Leaving my mark in a Hastings antique shop October 31, 2012

I’VE NEVER INKED my name onto a desktop, never etched my name into a picnic table nor my initials into the bark of a tree.

But I left my mark recently in a Hastings antique shop, because, well, I could.

I stood before the vintage Smith-Corona Floating Shift typewriter in The Emporium and pounded out this message: Minnesota Prairie Roots was here. Clack, clack, clack, clack… Twenty-nine times.

The message I left at The Emporium.

And I didn’t even make a typo, but felt a surge of Lutheran guilt at my self-centered promotion of my blog.

“Who would read this?” I wondered. “A customer? Management?”

Then, in an automatic reflex, I pulled my Canon EOS 20D camera to my eye and photographed the evidence. I would not make a good graffiti vandal.

However, from an artistic perspective, I fell in love with the photo—the simplicity of the image with its strong lines, its fuzzy quality (who says sharp focus is always best in photos?), its artsy quality and the red bands of ribbon and of words.

The gracious Emporium staff allowed me to photograph them.

So as to redeem myself for my self-indulgent infraction, I photographed the staff at the counter—they had no idea what I had typed onto that sheet of paper.

And just to make sure I’ve totally redeemed myself, I’m showing you several pieces of merchandise which particularly caught my eye on the second floor of this spacious, lovely and historic building.

Just loved this Fire King piece and this fruit. Should have bought it.

Artsy and lovely and beautiful.

I have no idea of the identity of this flaming orange-haired woman. I could think only of Cruella de Vil dressed for Halloween.

FYI: Click here to learn more about The Emporium, 213 East Second Street, Hastings, Minnesota.

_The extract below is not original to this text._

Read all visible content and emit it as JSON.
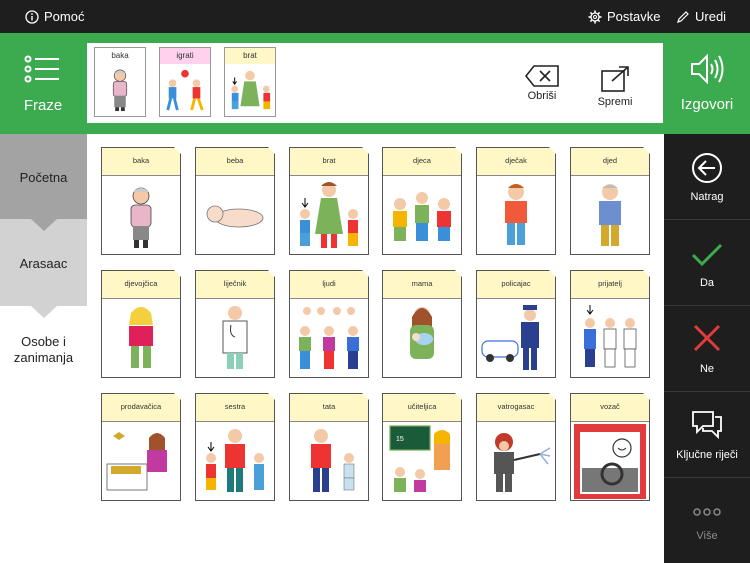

The lovely architecture of The Emporium.

CLICK HERE TO READ a previous post from the Mississippi River town of Hastings, Minnesota, which brims with antique shops in its historic downtown.

© Copyright 2012 Audrey Kletscher Helbling